Prevalence of parent-reported traumatic brain injury in children and associated health conditions.

Haarbauer-Krupa J, Lee AH, Bitsko RH, Zhang, X, and Kresnow-Sedacca K. JAMA Pediatrics. 2018. [Epub Ahead of Print].

Take Home Message: Children who are diagnosed with traumatic brain injuries (TBIs) are more likely to have a reported additional health concern (e.g., epilepsy/seizure disorder, intellectual disability, musculoskeletal problem, vision problem). TBIs are also more widely reported in states where estimates of private health insurance policies are higher.

Traumatic brain injuries (TBIs) are common among children and may be related to sport participation or other activities of daily living. Understanding how many children have a history of a TBI is the first step in the process of developing appropriate measures to safeguard children; however, no comprehensive data on TBI among children existed. Therefore, Haarbauer-Krupa and colleagues completed a study to estimate the national and state-specific prevalence of TBI based on a self-report by parents.
Wednesday, November 14, 2018

AOFAS Position Statement Regarding Patient-Reported Outcome Measures

AOFAS Position Statement Regarding Patient-Reported Outcome Measures.

Kitaoka HB, Meeker JE, Phisitkul P, Adams SB Jr, Kaplan JR, Wagner E. Foot Ankle Int. 2018 Oct 31:1071100718809066. doi: 10.1177/1071100718809066. [Epub ahead of print]

The American Orthopaedic Foot & Ankle Society (AOFAS) released a position statement on patient-reported outcomes to assess patient general health, functional status, and outcomes of treatment.
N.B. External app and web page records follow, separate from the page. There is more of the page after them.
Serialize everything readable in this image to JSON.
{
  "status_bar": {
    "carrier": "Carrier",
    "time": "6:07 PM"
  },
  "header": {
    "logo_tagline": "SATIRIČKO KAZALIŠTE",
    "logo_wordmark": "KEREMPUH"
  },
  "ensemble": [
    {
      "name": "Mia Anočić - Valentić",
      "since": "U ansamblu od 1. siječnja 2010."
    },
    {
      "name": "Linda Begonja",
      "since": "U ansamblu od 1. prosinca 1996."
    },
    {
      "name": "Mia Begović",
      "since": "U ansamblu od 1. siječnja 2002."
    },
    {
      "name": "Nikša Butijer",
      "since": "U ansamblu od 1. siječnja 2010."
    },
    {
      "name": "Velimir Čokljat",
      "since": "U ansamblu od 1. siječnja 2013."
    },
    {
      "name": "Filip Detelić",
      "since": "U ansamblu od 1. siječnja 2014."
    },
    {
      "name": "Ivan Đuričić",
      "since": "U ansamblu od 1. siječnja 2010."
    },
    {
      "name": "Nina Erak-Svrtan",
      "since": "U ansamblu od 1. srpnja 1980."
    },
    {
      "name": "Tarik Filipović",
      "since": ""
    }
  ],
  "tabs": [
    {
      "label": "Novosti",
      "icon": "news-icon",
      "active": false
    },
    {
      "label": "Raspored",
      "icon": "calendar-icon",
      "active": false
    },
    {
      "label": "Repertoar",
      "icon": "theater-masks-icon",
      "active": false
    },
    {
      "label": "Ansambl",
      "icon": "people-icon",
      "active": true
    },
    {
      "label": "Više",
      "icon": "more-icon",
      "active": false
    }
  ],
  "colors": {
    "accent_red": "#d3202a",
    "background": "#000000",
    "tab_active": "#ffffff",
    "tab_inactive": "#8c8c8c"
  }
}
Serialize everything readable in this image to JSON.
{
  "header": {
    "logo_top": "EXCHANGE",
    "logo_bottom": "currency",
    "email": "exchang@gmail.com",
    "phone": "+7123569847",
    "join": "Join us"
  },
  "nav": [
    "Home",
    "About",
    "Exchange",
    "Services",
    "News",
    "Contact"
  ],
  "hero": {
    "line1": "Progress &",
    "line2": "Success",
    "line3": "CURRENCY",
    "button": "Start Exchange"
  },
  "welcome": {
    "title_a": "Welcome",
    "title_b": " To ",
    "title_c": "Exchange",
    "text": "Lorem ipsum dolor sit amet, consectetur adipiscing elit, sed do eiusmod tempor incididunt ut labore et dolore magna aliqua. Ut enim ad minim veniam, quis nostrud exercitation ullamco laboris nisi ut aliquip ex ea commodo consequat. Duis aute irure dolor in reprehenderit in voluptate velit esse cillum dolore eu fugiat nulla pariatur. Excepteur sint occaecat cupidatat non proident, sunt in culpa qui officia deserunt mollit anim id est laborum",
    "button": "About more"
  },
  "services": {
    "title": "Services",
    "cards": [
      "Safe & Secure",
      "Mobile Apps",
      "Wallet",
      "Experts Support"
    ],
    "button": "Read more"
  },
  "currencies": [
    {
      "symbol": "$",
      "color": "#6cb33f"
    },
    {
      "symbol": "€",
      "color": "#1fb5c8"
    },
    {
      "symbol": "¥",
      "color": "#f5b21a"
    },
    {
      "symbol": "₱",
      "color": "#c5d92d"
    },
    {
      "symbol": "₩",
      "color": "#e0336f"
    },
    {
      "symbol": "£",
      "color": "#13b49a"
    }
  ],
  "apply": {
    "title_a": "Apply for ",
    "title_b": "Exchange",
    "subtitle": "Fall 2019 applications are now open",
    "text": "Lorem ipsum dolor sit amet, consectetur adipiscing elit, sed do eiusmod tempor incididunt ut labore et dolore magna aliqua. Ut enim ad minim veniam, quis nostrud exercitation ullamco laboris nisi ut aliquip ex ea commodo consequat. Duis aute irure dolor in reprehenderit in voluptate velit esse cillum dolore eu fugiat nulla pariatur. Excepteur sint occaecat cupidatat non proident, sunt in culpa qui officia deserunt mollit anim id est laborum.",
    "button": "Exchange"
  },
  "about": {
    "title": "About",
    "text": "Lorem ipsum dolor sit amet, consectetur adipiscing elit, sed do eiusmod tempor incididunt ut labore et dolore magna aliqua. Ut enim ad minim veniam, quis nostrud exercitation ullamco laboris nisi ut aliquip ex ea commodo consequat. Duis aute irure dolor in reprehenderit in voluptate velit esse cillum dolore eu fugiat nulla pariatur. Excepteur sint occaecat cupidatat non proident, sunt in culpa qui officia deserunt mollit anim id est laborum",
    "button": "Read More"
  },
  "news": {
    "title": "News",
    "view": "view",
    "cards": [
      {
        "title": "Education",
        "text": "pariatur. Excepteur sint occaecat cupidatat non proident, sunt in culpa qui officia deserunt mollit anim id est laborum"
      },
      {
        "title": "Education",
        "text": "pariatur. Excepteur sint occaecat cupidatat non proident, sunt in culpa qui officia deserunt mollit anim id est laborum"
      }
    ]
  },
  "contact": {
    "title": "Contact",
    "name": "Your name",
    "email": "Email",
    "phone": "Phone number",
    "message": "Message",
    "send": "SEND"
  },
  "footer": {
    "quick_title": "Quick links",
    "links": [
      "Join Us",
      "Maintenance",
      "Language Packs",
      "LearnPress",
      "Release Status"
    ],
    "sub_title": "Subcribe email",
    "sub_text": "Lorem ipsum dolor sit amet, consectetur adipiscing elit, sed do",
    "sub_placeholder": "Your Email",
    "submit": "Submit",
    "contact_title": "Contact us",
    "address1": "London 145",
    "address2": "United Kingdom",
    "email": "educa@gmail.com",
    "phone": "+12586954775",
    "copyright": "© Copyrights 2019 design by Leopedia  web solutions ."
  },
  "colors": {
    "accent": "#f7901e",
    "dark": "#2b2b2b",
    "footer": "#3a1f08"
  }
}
The authors note “It is not possible to recommend a single instrument to collect quality orthopedic data as the selection is dependent on the population being examined and the question being asked. We support the use of the PROMIS Physical Function Computerized Adaptive Test (PF CAT) or Lower Extremity Computerized Adaptive Test (LE CAT), which can be assessed with other domains such as Pain Interference. In addition, a disease-specific measure can be used when available.”